What we were very thankful for yesterday was the chance to all be together all day, having quality family time, relaxing in each other’s company.  The boys in particular have found it difficult to adjust to Daddy’s new working hours and patterns so they relished the chance to spend four solid days with him.  Mr Pict actually has to go away with work for a week (Florida in December – sucks to be him) so this was a good ration of Daddy-Son time to store up their reserves for the week ahead.

Of course, a critical component of Thanksgiving is the food.  We decided to be very traditional this year so that the kids could experience an authentic American Thanksgiving dinner.  Centre stage obviously was the turkey.  We actually got the turkey for free from the supermarket.  Turkeys here are a loss leader at Thanksgiving, enticing people into the store to buy all the other bits and bobs they need.  Since I shop there anyway, it being my nearest supermarket, clocking up all the required loyalty points was simple.  I even have enough left over to get a dollar per gallon off car fuel.  So we had our freebie $25 turkey, mashed potato, sweet potato, broccoli, carrots, green bean casserole (my favourite), corn on the cob, corn bread and stuffing.  American stuffing is not like British stuffing.  Instead of having a sausage meat base, it is like moistened herby croutons.  It tastes nicer than it sounds.  Incidentally I don’t know that corn on the cob is a traditional side for Thanksgiving – though we usually do creamed corn – but you can never have enough corn on the cob at this time of year.



A Thanksgiving tradition that is new to me is sales shopping.  There has been a lot of controversy this year in the run up to the holidays regarding the number of shops opening on Thanksgiving itself, which not only means that frenzied bargain hunters leave their family to go and track down deals but also employees are coerced into giving up a holiday.  I am in support of holidays staying as holidays, especially a secular one such as this where everyone can enjoy some time off together, so the ethical part of me wanted to opt out of sales.  I would never actually go out to sales anyway.  I hate crowds almost to the point of being phobic and I don’t wish to do battle with ferocious people clamouring for things going cheap.  However, the frugal side of me won out against the ethical side and I did hop online to snag some deals on Christmas presents for the kids and a vacuum cleaner for me.  I am justifying this on the basis that we had to abandon so many possessions to relocate here that we now have to replace and stretching our budget as far as possible is obviously important.
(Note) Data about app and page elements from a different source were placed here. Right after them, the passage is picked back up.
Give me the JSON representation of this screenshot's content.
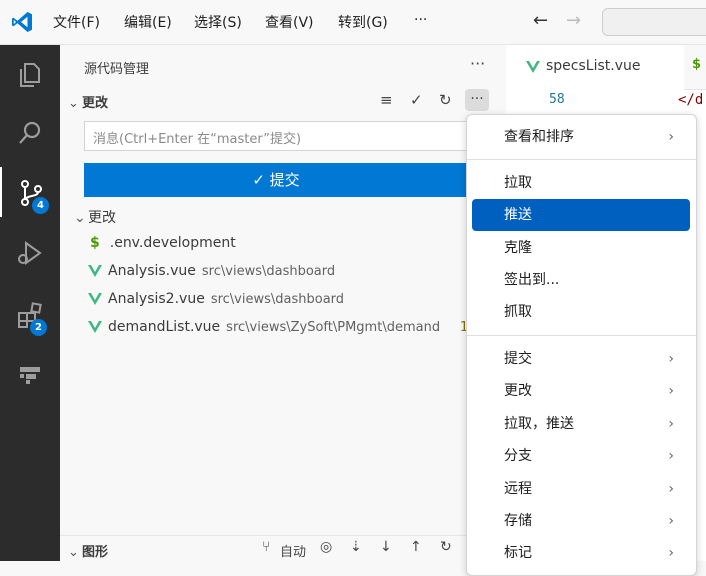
{
  "menubar": {
    "items": [
      "文件(F)",
      "编辑(E)",
      "选择(S)",
      "查看(V)",
      "转到(G)"
    ],
    "more": "···",
    "back": "←",
    "forward": "→"
  },
  "activity": {
    "scm_badge": "4",
    "extensions_badge": "2"
  },
  "sidebar": {
    "title": "源代码管理",
    "more": "···",
    "section_label": "更改",
    "message_placeholder": "消息(Ctrl+Enter 在“master”提交)",
    "commit_label": "提交",
    "changes_label": "更改",
    "files": [
      {
        "name": ".env.development",
        "path": "",
        "icon": "dollar"
      },
      {
        "name": "Analysis.vue",
        "path": "src\\views\\dashboard",
        "icon": "vue"
      },
      {
        "name": "Analysis2.vue",
        "path": "src\\views\\dashboard",
        "icon": "vue"
      },
      {
        "name": "demandList.vue",
        "path": "src\\views\\ZySoft\\PMgmt\\demand",
        "icon": "vue",
        "status": "1"
      }
    ],
    "graph_label": "图形",
    "graph_auto": "自动"
  },
  "editor": {
    "tab_label": "specsList.vue",
    "line_number": "58",
    "code": "</d"
  },
  "context_menu": {
    "items": [
      {
        "label": "查看和排序",
        "submenu": true
      },
      {
        "label": "拉取",
        "submenu": false
      },
      {
        "label": "推送",
        "submenu": false,
        "active": true
      },
      {
        "label": "克隆",
        "submenu": false
      },
      {
        "label": "签出到...",
        "submenu": false
      },
      {
        "label": "抓取",
        "submenu": false
      },
      {
        "label": "提交",
        "submenu": true
      },
      {
        "label": "更改",
        "submenu": true
      },
      {
        "label": "拉取，推送",
        "submenu": true
      },
      {
        "label": "分支",
        "submenu": true
      },
      {
        "label": "远程",
        "submenu": true
      },
      {
        "label": "存储",
        "submenu": true
      },
      {
        "label": "标记",
        "submenu": true
      }
    ]
  },
  "colors": {
    "accent": "#0078d4",
    "menu_active": "#0060c0",
    "vue_green": "#41b883"
  }
}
I was very excited about Thanksgiving TV.  Apparently American Football is a thing on Thanksgiving so Mr Pict watched a bit of whatever game was on.  I don’t do sport – playing, spectating or viewing – so the TV I was looking forward to were the Charlie Brown and Muppets specials.  Charlie Brown did not disappoint.  The two episodes were sweet without being mawkish and the whole thing had a vintage charm.  One episode even mentioned John Alden and Priscilla Mullins which my boys enjoyed.  Family history is proving a good way to engage them in history.  The show I was really excited about – more than would be considered normal for an adult woman – was the Muppets special.  I have always loved the Muppets.  I still forget that they are puppets when I am watching them.  Sincerely, Miss Piggy was one of my icons growing up.  I have managed to emulate her feisty spiritedness but her femininity and glamour have always eluded me.  Unfortunately, the much anticipated Muppets Special was hugely disappointing.  Lady Gaga was supposedly the special guest but she dominated entirely rather than assuming a guest’s role.  As such, the Muppets, including stars Kermit and Piggy, were relegated to bit part players.  The whole thing became one long promotional music video (for music I dislike no less) and all the magic of the Muppets was lost.

So overall we very much enjoyed our first American Thanksgiving.